### Dataset rows for apps and sites
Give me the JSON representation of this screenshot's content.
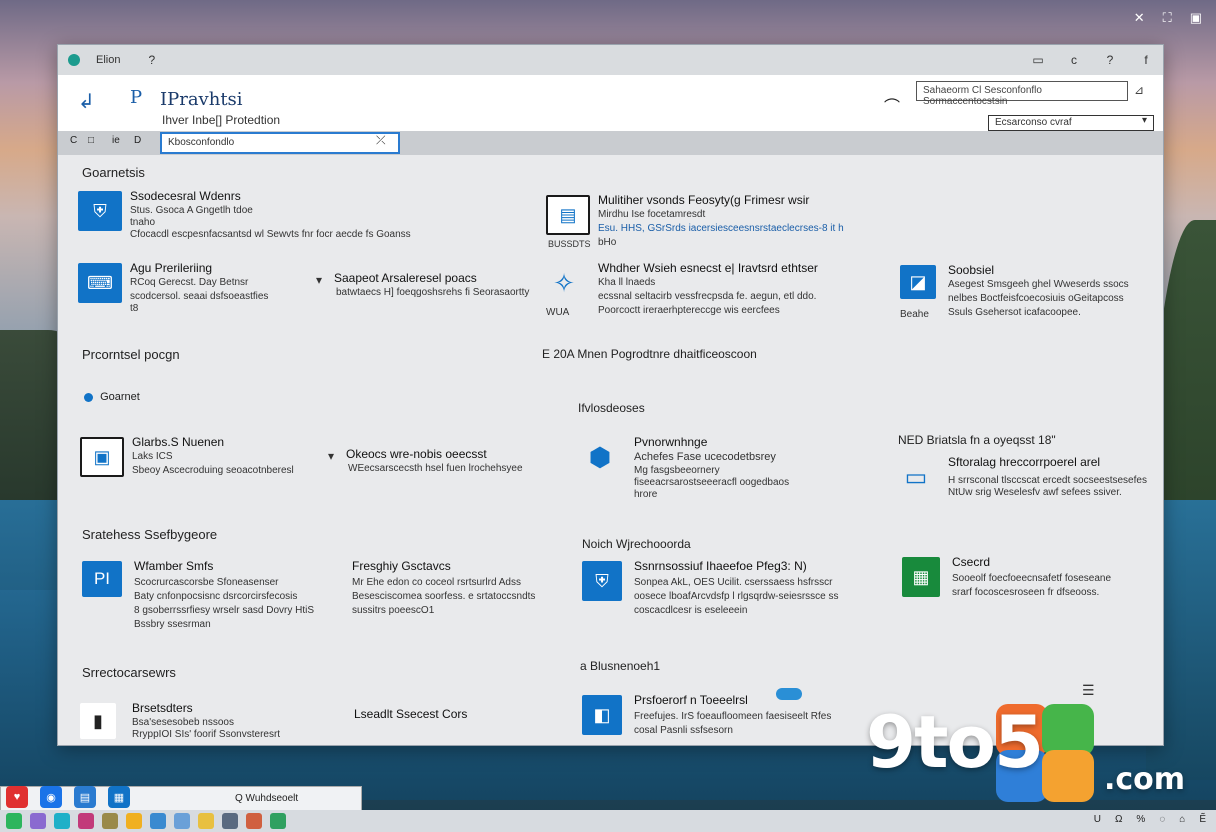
{
  "window": {
    "title": "Elion",
    "help_icon": "?",
    "controls": [
      "▭",
      "c",
      "?",
      "f"
    ]
  },
  "header": {
    "logo_glyph": "P",
    "title": "IPravhtsi",
    "subtitle": "Ihver Inbe[] Protedtion",
    "search_value": "Sahaeorm Cl Sesconfonflo Sormaccentocstsin",
    "filter_value": "Ecsarconso cvraf"
  },
  "toolbar": {
    "buttons": [
      "C",
      "□",
      "ie",
      "D"
    ],
    "search_value": "Kbosconfondlo"
  },
  "sections": {
    "s1": "Goarnetsis",
    "s2": "Prcorntsel pocgn",
    "s3": "Sratehess Ssefbygeore",
    "s4": "Srrectocarsewrs",
    "s5": "E 20A Mnen Pogrodtnre dhaitficeoscoon",
    "s6": "Ifvlosdeoses",
    "s7": "Noich Wjrechooorda",
    "s8": "a Blusnenoeh1",
    "s9": "NED Briatsla fn a oyeqsst 18\""
  },
  "radio": {
    "label": "Goarnet"
  },
  "cards": [
    {
      "title": "Ssodecesral Wdenrs",
      "lines": [
        "Stus. Gsoca A Gngetlh tdoe",
        "tnaho",
        "Cfocacdl escpesnfacsantsd wl Sewvts fnr focr aecde fs Goanss"
      ]
    },
    {
      "title": "Mulitiher vsonds Feosyty(g Frimesr wsir",
      "lines": [
        "Mirdhu Ise focetamresdt",
        "Esu. HHS, GSrSrds iacersiesceesnsrstaeclecrses-8 it h",
        "bHo"
      ],
      "badge": "BUSSDTS"
    },
    {
      "title": "Agu Prerileriing",
      "lines": [
        "RCoq Gerecst. Day Betnsr",
        "scodcersol. seaai dsfsoeastfies",
        "t8"
      ]
    },
    {
      "title": "Saapeot Arsaleresel poacs",
      "lines": [
        "batwtaecs H] foeqgoshsrehs fi Seorasaortty"
      ]
    },
    {
      "title": "Whdher Wsieh esnecst e| Iravtsrd ethtser",
      "lines": [
        "Kha ll lnaeds",
        "ecssnal seltacirb vessfrecpsda fe. aegun, etl ddo.",
        "Poorcoctt ireraerhptereccge wis eercfees"
      ],
      "badge": "WUA"
    },
    {
      "title": "Soobsiel",
      "lines": [
        "Asegest Smsgeeh ghel Wweserds ssocs",
        "nelbes Boctfeisfcoecosiuis oGeitapcoss",
        "Ssuls Gsehersot icafacoopee."
      ],
      "badge": "Beahe"
    },
    {
      "title": "Glarbs.S Nuenen",
      "lines": [
        "Laks ICS",
        "Sbeoy Ascecroduing seoacotnberesl"
      ]
    },
    {
      "title": "Okeocs wre-nobis oeecsst",
      "lines": [
        "WEecsarscecsth hsel fuen lrochehsyee"
      ]
    },
    {
      "title": "Pvnorwnhnge",
      "lines": [
        "Achefes Fase ucecodetbsrey",
        "Mg fasgsbeeornery",
        "fiseeacrsarostseeeracfl oogedbaos",
        "hrore"
      ]
    },
    {
      "title": "Sftoralag hreccorrpoerel arel",
      "lines": [
        "H srrsconal tlsccscat ercedt socseestsesefes",
        "NtUw srig Weselesfv awf sefees ssiver."
      ]
    },
    {
      "title": "Wfamber Smfs",
      "lines": [
        "Scocrurcascorsbe Sfoneasenser",
        "Baty cnfonpocsisnc dsrcorcirsfecosis",
        "8 gsoberrssrfiesy wrselr sasd Dovry HtiS",
        "Bssbry ssesrman"
      ]
    },
    {
      "title": "Fresghiy Gsctavcs",
      "lines": [
        "Mr Ehe edon co coceol rsrtsurlrd Adss",
        "Besesciscomea soorfess. e srtatoccsndts",
        "sussitrs poeescO1"
      ]
    },
    {
      "title": "Ssnrnsossiuf Ihaeefoe Pfeg3: N)",
      "lines": [
        "Sonpea AkL, OES Ucilit. cserssaess hsfrsscr",
        "oosece lboafArcvdsfp l rlgsqrdw-seiesrssce ss",
        "coscacdlcesr is eseleeein"
      ]
    },
    {
      "title": "Csecrd",
      "lines": [
        "Sooeolf foecfoeecnsafetf foseseane",
        "srarf focoscesroseen fr dfseooss."
      ]
    },
    {
      "title": "Brsetsdters",
      "lines": [
        "Bsa'sesesobeb nssoos",
        "RryppIOI SIs' foorif Ssonvsteresrt"
      ]
    },
    {
      "title": "Lseadlt Ssecest Cors",
      "lines": []
    },
    {
      "title": "Prsfoerorf n Toeeelrsl",
      "lines": [
        "Freefujes. IrS foeaufloomeen faesiseelt Rfes",
        "cosal Pasnli ssfsesorn"
      ]
    }
  ],
  "start_popup": {
    "label": "Q Wuhdseoelt"
  },
  "tray": [
    "U",
    "Ω",
    "%",
    "◌",
    "⌂",
    "Ẽ"
  ],
  "watermark": {
    "text": "9to5",
    "suffix": ".com"
  },
  "colors": {
    "accent": "#1173c7",
    "green": "#188a3c",
    "window_bg": "#e9eaec"
  }
}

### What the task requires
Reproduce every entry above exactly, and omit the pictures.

### Written solution
Give me the JSON representation of this screenshot's content.
{
  "window": {
    "title": "Elion",
    "help_icon": "?",
    "controls": [
      "▭",
      "c",
      "?",
      "f"
    ]
  },
  "header": {
    "logo_glyph": "P",
    "title": "IPravhtsi",
    "subtitle": "Ihver Inbe[] Protedtion",
    "search_value": "Sahaeorm Cl Sesconfonflo Sormaccentocstsin",
    "filter_value": "Ecsarconso cvraf"
  },
  "toolbar": {
    "buttons": [
      "C",
      "□",
      "ie",
      "D"
    ],
    "search_value": "Kbosconfondlo"
  },
  "sections": {
    "s1": "Goarnetsis",
    "s2": "Prcorntsel pocgn",
    "s3": "Sratehess Ssefbygeore",
    "s4": "Srrectocarsewrs",
    "s5": "E 20A Mnen Pogrodtnre dhaitficeoscoon",
    "s6": "Ifvlosdeoses",
    "s7": "Noich Wjrechooorda",
    "s8": "a Blusnenoeh1",
    "s9": "NED Briatsla fn a oyeqsst 18\""
  },
  "radio": {
    "label": "Goarnet"
  },
  "cards": [
    {
      "title": "Ssodecesral Wdenrs",
      "lines": [
        "Stus. Gsoca A Gngetlh tdoe",
        "tnaho",
        "Cfocacdl escpesnfacsantsd wl Sewvts fnr focr aecde fs Goanss"
      ]
    },
    {
      "title": "Mulitiher vsonds Feosyty(g Frimesr wsir",
      "lines": [
        "Mirdhu Ise focetamresdt",
        "Esu. HHS, GSrSrds iacersiesceesnsrstaeclecrses-8 it h",
        "bHo"
      ],
      "badge": "BUSSDTS"
    },
    {
      "title": "Agu Prerileriing",
      "lines": [
        "RCoq Gerecst. Day Betnsr",
        "scodcersol. seaai dsfsoeastfies",
        "t8"
      ]
    },
    {
      "title": "Saapeot Arsaleresel poacs",
      "lines": [
        "batwtaecs H] foeqgoshsrehs fi Seorasaortty"
      ]
    },
    {
      "title": "Whdher Wsieh esnecst e| Iravtsrd ethtser",
      "lines": [
        "Kha ll lnaeds",
        "ecssnal seltacirb vessfrecpsda fe. aegun, etl ddo.",
        "Poorcoctt ireraerhptereccge wis eercfees"
      ],
      "badge": "WUA"
    },
    {
      "title": "Soobsiel",
      "lines": [
        "Asegest Smsgeeh ghel Wweserds ssocs",
        "nelbes Boctfeisfcoecosiuis oGeitapcoss",
        "Ssuls Gsehersot icafacoopee."
      ],
      "badge": "Beahe"
    },
    {
      "title": "Glarbs.S Nuenen",
      "lines": [
        "Laks ICS",
        "Sbeoy Ascecroduing seoacotnberesl"
      ]
    },
    {
      "title": "Okeocs wre-nobis oeecsst",
      "lines": [
        "WEecsarscecsth hsel fuen lrochehsyee"
      ]
    },
    {
      "title": "Pvnorwnhnge",
      "lines": [
        "Achefes Fase ucecodetbsrey",
        "Mg fasgsbeeornery",
        "fiseeacrsarostseeeracfl oogedbaos",
        "hrore"
      ]
    },
    {
      "title": "Sftoralag hreccorrpoerel arel",
      "lines": [
        "H srrsconal tlsccscat ercedt socseestsesefes",
        "NtUw srig Weselesfv awf sefees ssiver."
      ]
    },
    {
      "title": "Wfamber Smfs",
      "lines": [
        "Scocrurcascorsbe Sfoneasenser",
        "Baty cnfonpocsisnc dsrcorcirsfecosis",
        "8 gsoberrssrfiesy wrselr sasd Dovry HtiS",
        "Bssbry ssesrman"
      ]
    },
    {
      "title": "Fresghiy Gsctavcs",
      "lines": [
        "Mr Ehe edon co coceol rsrtsurlrd Adss",
        "Besesciscomea soorfess. e srtatoccsndts",
        "sussitrs poeescO1"
      ]
    },
    {
      "title": "Ssnrnsossiuf Ihaeefoe Pfeg3: N)",
      "lines": [
        "Sonpea AkL, OES Ucilit. cserssaess hsfrsscr",
        "oosece lboafArcvdsfp l rlgsqrdw-seiesrssce ss",
        "coscacdlcesr is eseleeein"
      ]
    },
    {
      "title": "Csecrd",
      "lines": [
        "Sooeolf foecfoeecnsafetf foseseane",
        "srarf focoscesroseen fr dfseooss."
      ]
    },
    {
      "title": "Brsetsdters",
      "lines": [
        "Bsa'sesesobeb nssoos",
        "RryppIOI SIs' foorif Ssonvsteresrt"
      ]
    },
    {
      "title": "Lseadlt Ssecest Cors",
      "lines": []
    },
    {
      "title": "Prsfoerorf n Toeeelrsl",
      "lines": [
        "Freefujes. IrS foeaufloomeen faesiseelt Rfes",
        "cosal Pasnli ssfsesorn"
      ]
    }
  ],
  "start_popup": {
    "label": "Q Wuhdseoelt"
  },
  "tray": [
    "U",
    "Ω",
    "%",
    "◌",
    "⌂",
    "Ẽ"
  ],
  "watermark": {
    "text": "9to5",
    "suffix": ".com"
  },
  "colors": {
    "accent": "#1173c7",
    "green": "#188a3c",
    "window_bg": "#e9eaec"
  }
}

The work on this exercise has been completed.